PROBLEM STATEMENT: The records follow. Give them all back exactly.

(Dataset rows for apps and sites)
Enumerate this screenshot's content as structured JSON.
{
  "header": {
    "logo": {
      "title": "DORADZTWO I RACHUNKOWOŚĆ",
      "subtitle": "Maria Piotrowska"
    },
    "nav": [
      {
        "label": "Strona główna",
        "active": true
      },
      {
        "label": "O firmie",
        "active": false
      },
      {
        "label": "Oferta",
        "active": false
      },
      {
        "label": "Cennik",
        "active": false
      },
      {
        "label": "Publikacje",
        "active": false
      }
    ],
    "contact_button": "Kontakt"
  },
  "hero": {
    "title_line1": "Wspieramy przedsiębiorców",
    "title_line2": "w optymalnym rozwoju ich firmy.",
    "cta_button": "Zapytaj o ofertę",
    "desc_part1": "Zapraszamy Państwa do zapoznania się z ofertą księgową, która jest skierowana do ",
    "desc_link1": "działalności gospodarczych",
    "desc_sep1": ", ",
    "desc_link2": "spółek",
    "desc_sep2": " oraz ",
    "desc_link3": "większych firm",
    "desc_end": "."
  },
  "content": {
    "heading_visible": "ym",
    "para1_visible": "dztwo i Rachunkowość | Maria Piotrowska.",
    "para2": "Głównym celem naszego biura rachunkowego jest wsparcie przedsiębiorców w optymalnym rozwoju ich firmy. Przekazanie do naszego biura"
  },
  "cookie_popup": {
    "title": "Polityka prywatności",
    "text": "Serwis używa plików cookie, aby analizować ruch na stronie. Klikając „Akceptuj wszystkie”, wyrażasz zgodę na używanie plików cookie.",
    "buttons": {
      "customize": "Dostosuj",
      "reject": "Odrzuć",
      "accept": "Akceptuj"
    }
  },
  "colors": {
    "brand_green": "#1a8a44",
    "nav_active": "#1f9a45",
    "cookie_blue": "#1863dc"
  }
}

THE ANSWER:
Enumerate this screenshot's content as structured JSON.
{
  "header": {
    "logo": {
      "title": "DORADZTWO I RACHUNKOWOŚĆ",
      "subtitle": "Maria Piotrowska"
    },
    "nav": [
      {
        "label": "Strona główna",
        "active": true
      },
      {
        "label": "O firmie",
        "active": false
      },
      {
        "label": "Oferta",
        "active": false
      },
      {
        "label": "Cennik",
        "active": false
      },
      {
        "label": "Publikacje",
        "active": false
      }
    ],
    "contact_button": "Kontakt"
  },
  "hero": {
    "title_line1": "Wspieramy przedsiębiorców",
    "title_line2": "w optymalnym rozwoju ich firmy.",
    "cta_button": "Zapytaj o ofertę",
    "desc_part1": "Zapraszamy Państwa do zapoznania się z ofertą księgową, która jest skierowana do ",
    "desc_link1": "działalności gospodarczych",
    "desc_sep1": ", ",
    "desc_link2": "spółek",
    "desc_sep2": " oraz ",
    "desc_link3": "większych firm",
    "desc_end": "."
  },
  "content": {
    "heading_visible": "ym",
    "para1_visible": "dztwo i Rachunkowość | Maria Piotrowska.",
    "para2": "Głównym celem naszego biura rachunkowego jest wsparcie przedsiębiorców w optymalnym rozwoju ich firmy. Przekazanie do naszego biura"
  },
  "cookie_popup": {
    "title": "Polityka prywatności",
    "text": "Serwis używa plików cookie, aby analizować ruch na stronie. Klikając „Akceptuj wszystkie”, wyrażasz zgodę na używanie plików cookie.",
    "buttons": {
      "customize": "Dostosuj",
      "reject": "Odrzuć",
      "accept": "Akceptuj"
    }
  },
  "colors": {
    "brand_green": "#1a8a44",
    "nav_active": "#1f9a45",
    "cookie_blue": "#1863dc"
  }
}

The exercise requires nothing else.